We have become obsessed with comparing our lives online with others, who doesn’t check their timelines every.single.day (probably many times throughout) or immediately check a text or notification from one of your social media profiles. Should excessive social media checking/use be considered an addiction? Is FOMO a symptom of social media addiction? Can we combat it or at least balance ourselves?

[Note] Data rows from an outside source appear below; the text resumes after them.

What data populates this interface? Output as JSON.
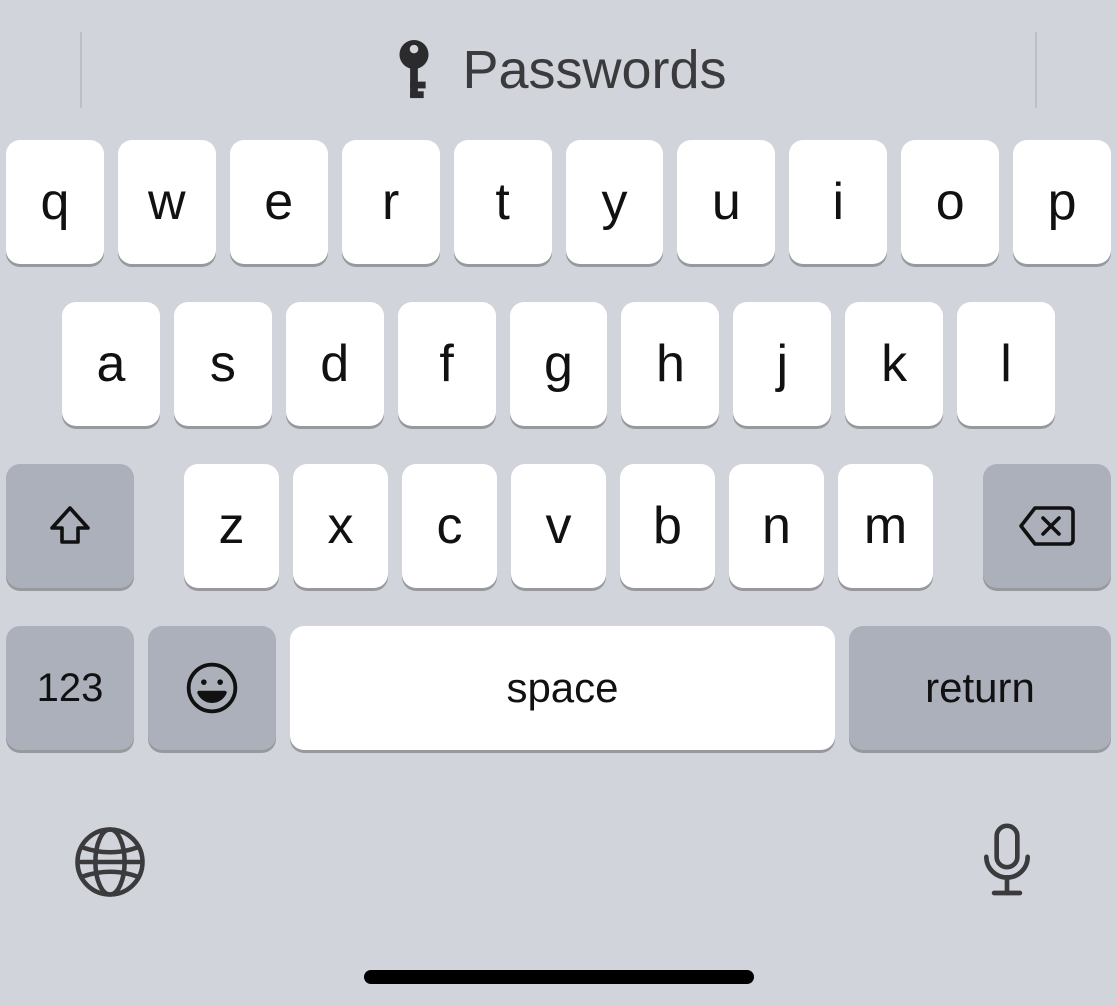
{
  "suggestion": {
    "label": "Passwords"
  },
  "rows": {
    "r1": [
      "q",
      "w",
      "e",
      "r",
      "t",
      "y",
      "u",
      "i",
      "o",
      "p"
    ],
    "r2": [
      "a",
      "s",
      "d",
      "f",
      "g",
      "h",
      "j",
      "k",
      "l"
    ],
    "r3": [
      "z",
      "x",
      "c",
      "v",
      "b",
      "n",
      "m"
    ]
  },
  "keys": {
    "numbers": "123",
    "space": "space",
    "return": "return"
  }
}
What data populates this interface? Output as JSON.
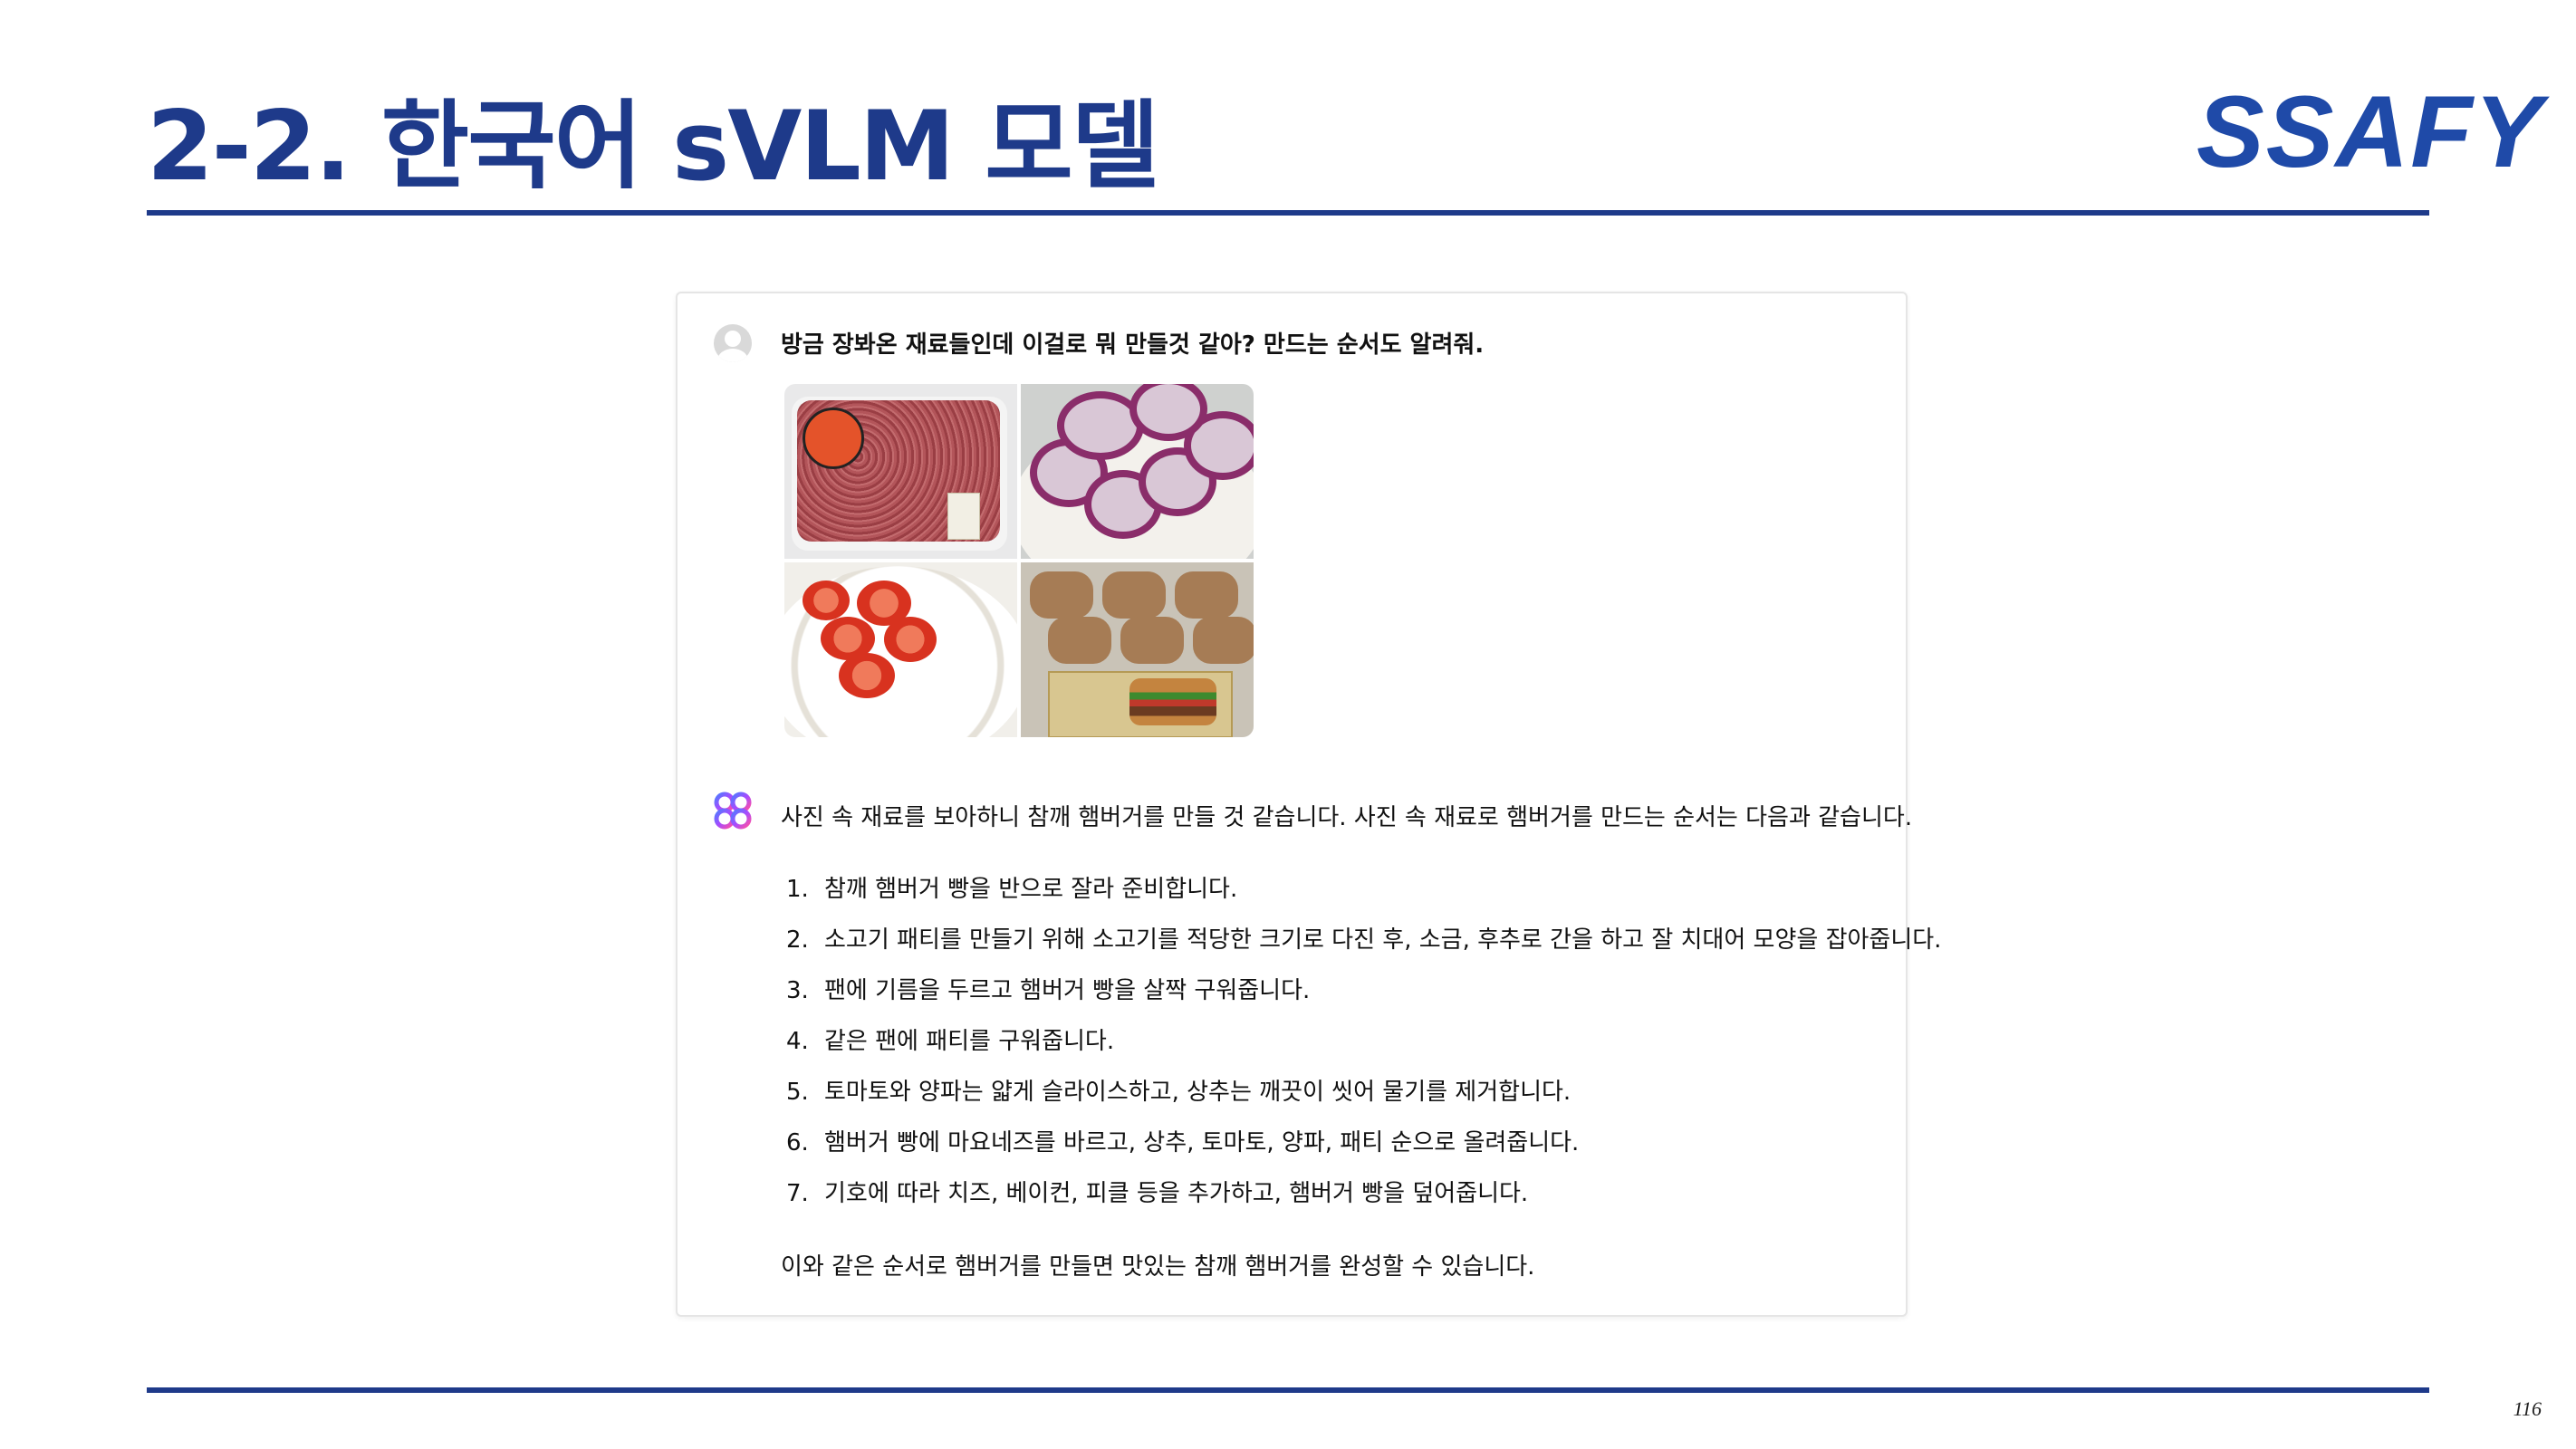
{
  "slide": {
    "title": "2-2. 한국어 sVLM 모델",
    "logo_text": "SSAFY",
    "page_number": "116",
    "accent_color": "#1e3a8a"
  },
  "chat": {
    "user_message": "방금 장봐온 재료들인데 이걸로 뭐 만들것 같아? 만드는 순서도 알려줘.",
    "photos": [
      "ground-beef",
      "sliced-red-onion",
      "sliced-tomato",
      "hamburger-buns"
    ],
    "assistant_intro": "사진 속 재료를 보아하니 참깨 햄버거를 만들 것 같습니다. 사진 속 재료로 햄버거를 만드는 순서는 다음과 같습니다.",
    "steps": [
      {
        "num": "1.",
        "text": "참깨 햄버거 빵을 반으로 잘라 준비합니다."
      },
      {
        "num": "2.",
        "text": "소고기 패티를 만들기 위해 소고기를 적당한 크기로 다진 후, 소금, 후추로 간을 하고 잘 치대어 모양을 잡아줍니다."
      },
      {
        "num": "3.",
        "text": "팬에 기름을 두르고 햄버거 빵을 살짝 구워줍니다."
      },
      {
        "num": "4.",
        "text": "같은 팬에 패티를 구워줍니다."
      },
      {
        "num": "5.",
        "text": "토마토와 양파는 얇게 슬라이스하고, 상추는 깨끗이 씻어 물기를 제거합니다."
      },
      {
        "num": "6.",
        "text": "햄버거 빵에 마요네즈를 바르고, 상추, 토마토, 양파, 패티 순으로 올려줍니다."
      },
      {
        "num": "7.",
        "text": "기호에 따라 치즈, 베이컨, 피클 등을 추가하고, 햄버거 빵을 덮어줍니다."
      }
    ],
    "assistant_closing": "이와 같은 순서로 햄버거를 만들면 맛있는 참깨 햄버거를 완성할 수 있습니다."
  }
}
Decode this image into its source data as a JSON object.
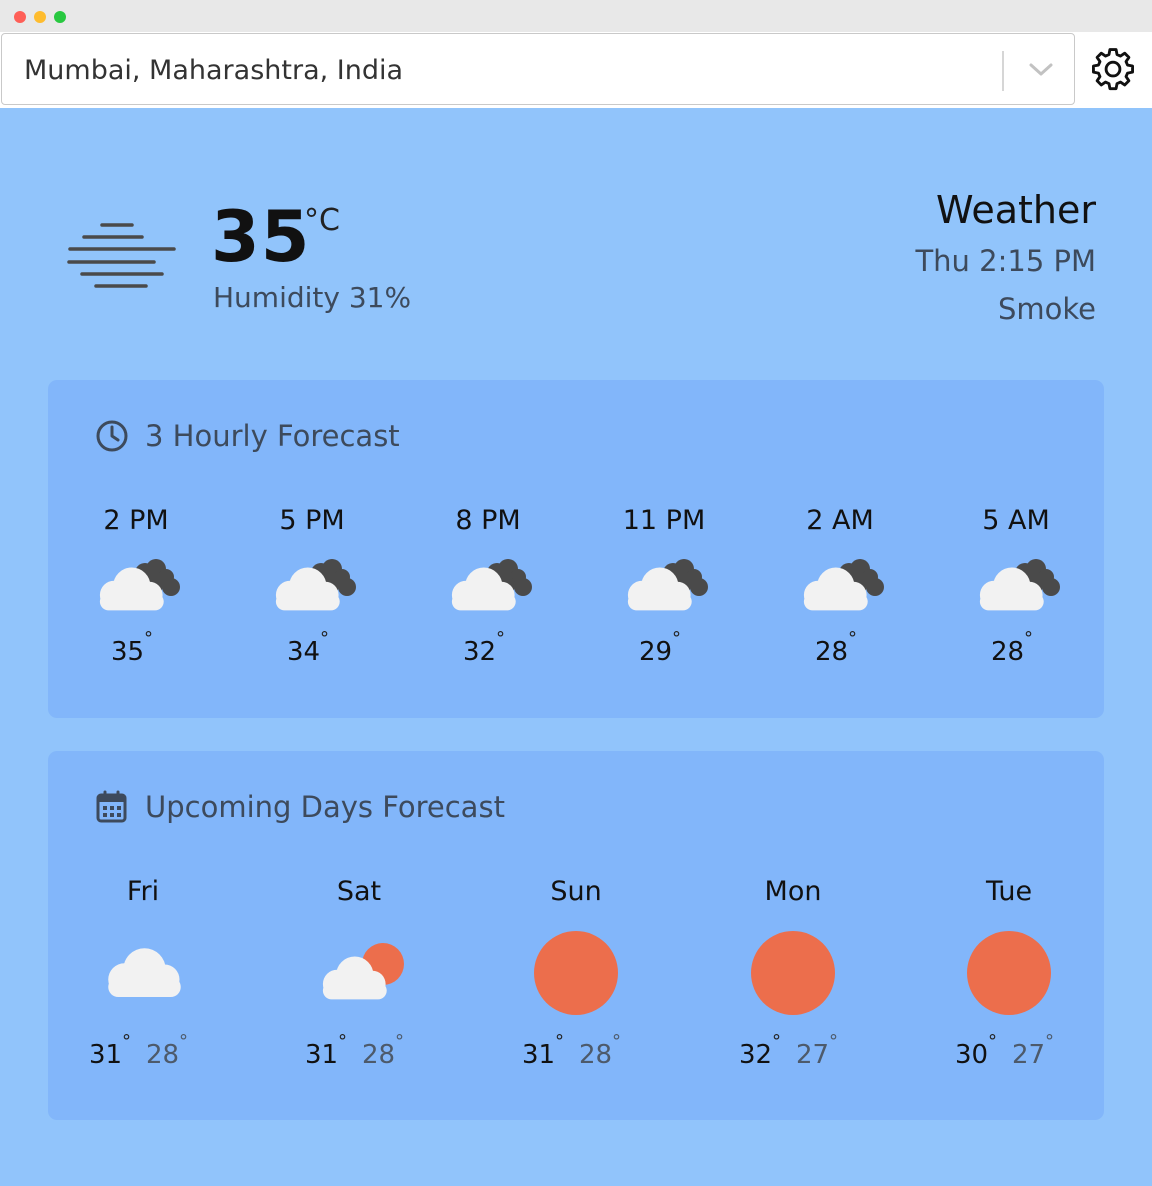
{
  "location": {
    "value": "Mumbai, Maharashtra, India"
  },
  "current": {
    "temperature": "35",
    "unit": "°C",
    "humidity": "Humidity 31%",
    "icon": "smoke-haze-icon"
  },
  "summary": {
    "title": "Weather",
    "time": "Thu 2:15 PM",
    "condition": "Smoke"
  },
  "hourly": {
    "title": "3 Hourly Forecast",
    "icon": "clock-icon",
    "items": [
      {
        "time": "2 PM",
        "temp": "35",
        "icon": "cloudy-icon"
      },
      {
        "time": "5 PM",
        "temp": "34",
        "icon": "cloudy-icon"
      },
      {
        "time": "8 PM",
        "temp": "32",
        "icon": "cloudy-icon"
      },
      {
        "time": "11 PM",
        "temp": "29",
        "icon": "cloudy-icon"
      },
      {
        "time": "2 AM",
        "temp": "28",
        "icon": "cloudy-icon"
      },
      {
        "time": "5 AM",
        "temp": "28",
        "icon": "cloudy-icon"
      }
    ]
  },
  "daily": {
    "title": "Upcoming Days Forecast",
    "icon": "calendar-icon",
    "items": [
      {
        "day": "Fri",
        "high": "31",
        "low": "28",
        "icon": "cloud-icon"
      },
      {
        "day": "Sat",
        "high": "31",
        "low": "28",
        "icon": "partly-sunny-icon"
      },
      {
        "day": "Sun",
        "high": "31",
        "low": "28",
        "icon": "sun-icon"
      },
      {
        "day": "Mon",
        "high": "32",
        "low": "27",
        "icon": "sun-icon"
      },
      {
        "day": "Tue",
        "high": "30",
        "low": "27",
        "icon": "sun-icon"
      }
    ]
  },
  "degree_symbol": "°",
  "colors": {
    "background": "#91c4fb",
    "card": "#82b6fa",
    "sun": "#ec6e4c",
    "cloud_light": "#f2f2f2",
    "cloud_dark": "#4a4a4a"
  }
}
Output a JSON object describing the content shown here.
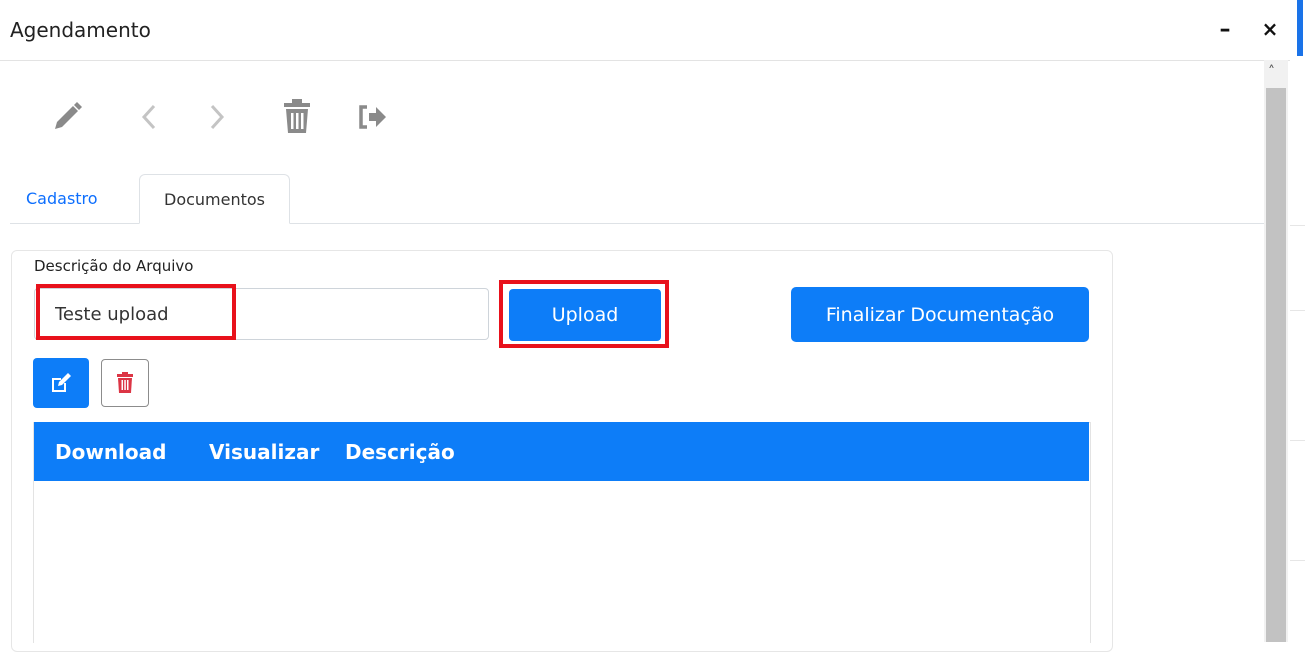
{
  "window": {
    "title": "Agendamento",
    "minimize_label": "–",
    "close_label": "×"
  },
  "toolbar": {
    "icons": [
      "pencil-icon",
      "chevron-left-icon",
      "chevron-right-icon",
      "trash-icon",
      "sign-out-icon"
    ]
  },
  "tabs": [
    {
      "label": "Cadastro",
      "active": false
    },
    {
      "label": "Documentos",
      "active": true
    }
  ],
  "form": {
    "description_label": "Descrição do Arquivo",
    "description_value": "Teste upload",
    "upload_label": "Upload",
    "finalize_label": "Finalizar Documentação"
  },
  "table": {
    "columns": [
      "Download",
      "Visualizar",
      "Descrição"
    ],
    "rows": []
  },
  "colors": {
    "primary": "#0d7df8",
    "highlight": "#e8111b",
    "danger": "#dc3545",
    "icon_gray": "#8a8a8a"
  }
}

John Grohol in his PsychCentral blog FOMO Addiction: The Fear of Missing Out speaks about the obsession with social media and FOMO and mentions that this may be due that we are still in the infancy stage of our relationship with technology. We haven’t yet figured out how to interact with technology, namely social media, in a mindful and meaningful way (Grohol, 2018). I think this is an interesting point. We truly are at the beginnings of the introduction of social media to as a means of social connection. Most of us have not grown up with social media, really the first generations that will have had social media a part of their childhoods are coming into their teen years now. Maybe future generations will be able to understand how to be mindful online as their socialization of social media starts as an infant rather than at the age of 25.

What are your thoughts? Will we ever get rid of FOMO from social media or find ways to create more of a balance with social media use?

Reference:

Grohol, John. (2018, July 8). PsychCentral. FOMO Addiction: The Fear of Missing Out. https://psychcentral.com/blog/fomo-addiction-the-fear-of-missing-out/

Sample social media posts:

Twitter:

Let’s be real, FOMO sucks. Check out my blog and let me know about your worst FOMO experience & how you combatted it!

Facebook:

FOMO, been there, have had that. Let me know about your FOMO experiences and any tips to how to avoid the dreaded feeling after checking out my blog on it!